What is this all about? Approximately once a week, Spaceweather.com and the students of Earth to Sky Calculus fly space weather balloons to the stratosphere over California. These balloons are equipped with radiation sensors that detect cosmic rays, a surprisingly “down to Earth” form of space weather. Cosmic rays can seed clouds, trigger lightning, and penetrate commercial airplanes. Furthermore, there are studies ( #1, #2, #3, #4) linking cosmic rays with cardiac arrhythmias and sudden cardiac death in the general population. Our latest measurements show that cosmic rays are intensifying, with an increase of more than 12% since 2015:
Why are cosmic rays intensifying? The main reason is the sun. Solar storm clouds such as coronal mass ejections (CMEs) sweep aside cosmic rays when they pass by Earth. During Solar Maximum, CMEs are abundant and cosmic rays are held at bay. Now, however, the solar cycle is swinging toward Solar Minimum, allowing cosmic rays to return. Another reason could be the weakening of Earth’s magnetic field, which helps protect us from deep-space radiation.

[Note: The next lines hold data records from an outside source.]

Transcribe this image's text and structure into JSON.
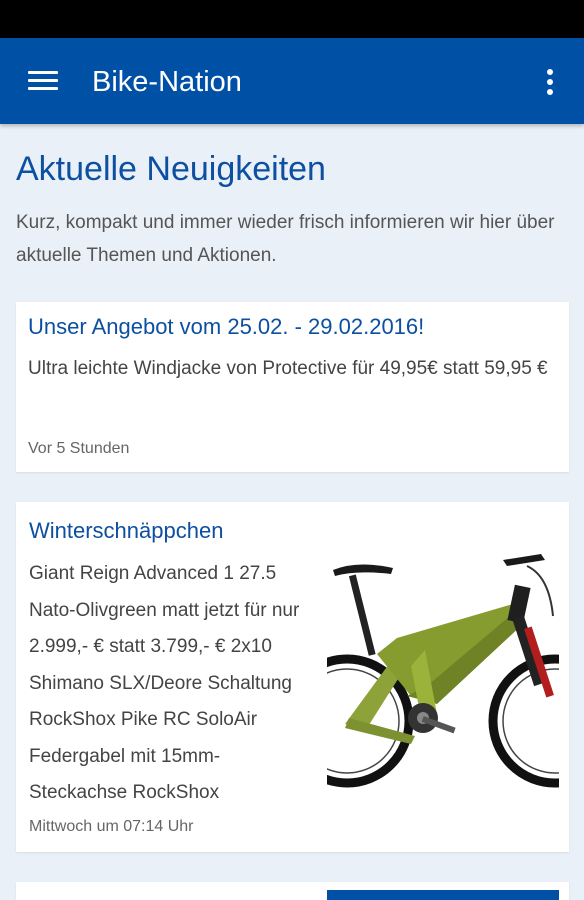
{
  "app": {
    "title": "Bike-Nation"
  },
  "header": {
    "menu_icon": "hamburger-menu-icon",
    "overflow_icon": "more-vertical-icon",
    "bar_color": "#0050a6"
  },
  "page": {
    "heading": "Aktuelle Neuigkeiten",
    "intro": "Kurz, kompakt und immer wieder frisch informieren wir hier über aktuelle Themen und Aktionen."
  },
  "news": [
    {
      "title": "Unser Angebot vom 25.02. - 29.02.2016!",
      "text": "Ultra leichte Windjacke von Protective für 49,95€ statt 59,95 €",
      "time": "Vor 5 Stunden"
    },
    {
      "title": "Winterschnäppchen",
      "text": "Giant Reign Advanced 1 27.5 Nato-Olivgreen matt jetzt für nur 2.999,- € statt 3.799,- € 2x10 Shimano SLX/Deore Schaltung RockShox Pike RC SoloAir Federgabel mit 15mm-Steckachse RockShox",
      "time": "Mittwoch um 07:14 Uhr",
      "image": "mountain-bike-photo"
    }
  ]
}
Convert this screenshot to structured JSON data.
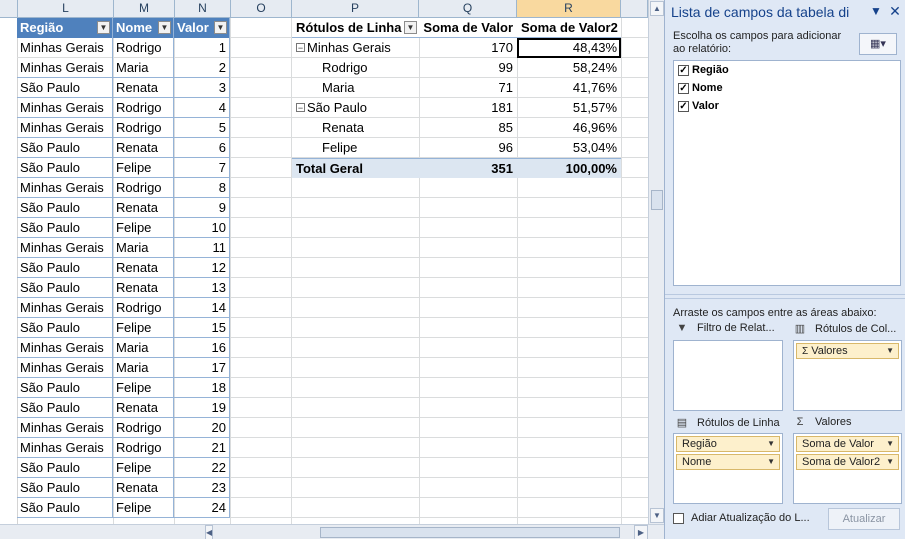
{
  "sheet": {
    "columns": [
      {
        "letter": "L"
      },
      {
        "letter": "M"
      },
      {
        "letter": "N"
      },
      {
        "letter": "O"
      },
      {
        "letter": "P"
      },
      {
        "letter": "Q"
      },
      {
        "letter": "R"
      }
    ],
    "table": {
      "headers": [
        "Região",
        "Nome",
        "Valor"
      ],
      "rows": [
        [
          "Minhas Gerais",
          "Rodrigo",
          "1"
        ],
        [
          "Minhas Gerais",
          "Maria",
          "2"
        ],
        [
          "São Paulo",
          "Renata",
          "3"
        ],
        [
          "Minhas Gerais",
          "Rodrigo",
          "4"
        ],
        [
          "Minhas Gerais",
          "Rodrigo",
          "5"
        ],
        [
          "São Paulo",
          "Renata",
          "6"
        ],
        [
          "São Paulo",
          "Felipe",
          "7"
        ],
        [
          "Minhas Gerais",
          "Rodrigo",
          "8"
        ],
        [
          "São Paulo",
          "Renata",
          "9"
        ],
        [
          "São Paulo",
          "Felipe",
          "10"
        ],
        [
          "Minhas Gerais",
          "Maria",
          "11"
        ],
        [
          "São Paulo",
          "Renata",
          "12"
        ],
        [
          "São Paulo",
          "Renata",
          "13"
        ],
        [
          "Minhas Gerais",
          "Rodrigo",
          "14"
        ],
        [
          "São Paulo",
          "Felipe",
          "15"
        ],
        [
          "Minhas Gerais",
          "Maria",
          "16"
        ],
        [
          "Minhas Gerais",
          "Maria",
          "17"
        ],
        [
          "São Paulo",
          "Felipe",
          "18"
        ],
        [
          "São Paulo",
          "Renata",
          "19"
        ],
        [
          "Minhas Gerais",
          "Rodrigo",
          "20"
        ],
        [
          "Minhas Gerais",
          "Rodrigo",
          "21"
        ],
        [
          "São Paulo",
          "Felipe",
          "22"
        ],
        [
          "São Paulo",
          "Renata",
          "23"
        ],
        [
          "São Paulo",
          "Felipe",
          "24"
        ]
      ]
    },
    "pivot": {
      "headers": [
        "Rótulos de Linha",
        "Soma de Valor",
        "Soma de Valor2"
      ],
      "rows": [
        {
          "kind": "group",
          "label": "Minhas Gerais",
          "sum": "170",
          "pct": "48,43%"
        },
        {
          "kind": "sub",
          "label": "Rodrigo",
          "sum": "99",
          "pct": "58,24%"
        },
        {
          "kind": "sub",
          "label": "Maria",
          "sum": "71",
          "pct": "41,76%"
        },
        {
          "kind": "group",
          "label": "São Paulo",
          "sum": "181",
          "pct": "51,57%"
        },
        {
          "kind": "sub",
          "label": "Renata",
          "sum": "85",
          "pct": "46,96%"
        },
        {
          "kind": "sub",
          "label": "Felipe",
          "sum": "96",
          "pct": "53,04%"
        }
      ],
      "total": {
        "label": "Total Geral",
        "sum": "351",
        "pct": "100,00%"
      }
    }
  },
  "pane": {
    "title": "Lista de campos da tabela di",
    "description": "Escolha os campos para adicionar ao relatório:",
    "fields": [
      {
        "label": "Região",
        "checked": true
      },
      {
        "label": "Nome",
        "checked": true
      },
      {
        "label": "Valor",
        "checked": true
      }
    ],
    "drag_text": "Arraste os campos entre as áreas abaixo:",
    "areas": {
      "filter_label": "Filtro de Relat...",
      "columns_label": "Rótulos de Col...",
      "rows_label": "Rótulos de Linha",
      "values_label": "Valores",
      "columns_items": [
        "Valores"
      ],
      "rows_items": [
        "Região",
        "Nome"
      ],
      "values_items": [
        "Soma de Valor",
        "Soma de Valor2"
      ]
    },
    "defer_label": "Adiar Atualização do L...",
    "update_label": "Atualizar"
  },
  "colors": {
    "table_header_bg": "#4f81bd",
    "table_border": "#95b3d7",
    "selected_column": "#f9d99f",
    "pane_bg": "#dfe8f5",
    "pill_bg": "#fdf0cc",
    "total_bg": "#dce6f1"
  }
}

The radiation sensors onboard our helium balloons detect X-rays and gamma-rays in the energy range 10 keV to 20 MeV. These energies span the range of medical X-ray machines and airport security scanners.
The data points in the graph above correspond to the peak of the Reneger-Pfotzer maximum, which lies about 67,000 feet above central California. When cosmic rays crash into Earth’s atmosphere, they produce a spray of secondary particles that is most intense at the entrance to the stratosphere. Physicists Eric Reneger and Georg Pfotzer discovered the maximum using balloons in the 1930s and it is what we are measuring today.
Daily Sun: 10 Feb 17
The rapid growth of AR2635 has stalled, and it is no longer crackling with minor solar flares. Credit: SDO/HMI
Sunspot number: 15
What is the sunspot number?
Updated 10 Feb 2017
Current Stretch: 0 days
2017 total: 11 days (26%)
2016 total: 32 days (9%)
2015 total: 0 days (0%)
2014 total: 1 day (<1%)
2013 total: 0 days (0%)
2012 total: 0 days (0%)
2011 total: 2 days (<1%)
2010 total: 51 days (14%)
2009 total: 260 days (71%)
Updated 10 Feb 2017
Current Auroral Oval:
Coronal Holes: 10 Feb 17
A stream of solar wind flowing from the indicated coronal hole will probably sail northof Earth this weekend, having little effect on our planet’s magnetic field. Credit: NASA/SDO.
Noctilucent Clouds The southern season for noctilucent clouds began on Nov. 17, 2016. Come back to this spot every day to see the “daily daisy” from NASA’s AIM spacecraft, which is monitoring the dance of electric-blue around the Antarctic Circle.
Updated at: 02-09-2017 15:55:04
Updated at: 2017 Feb 09 2200 UTC
Updated at: 2017 Feb 09 2200 UTC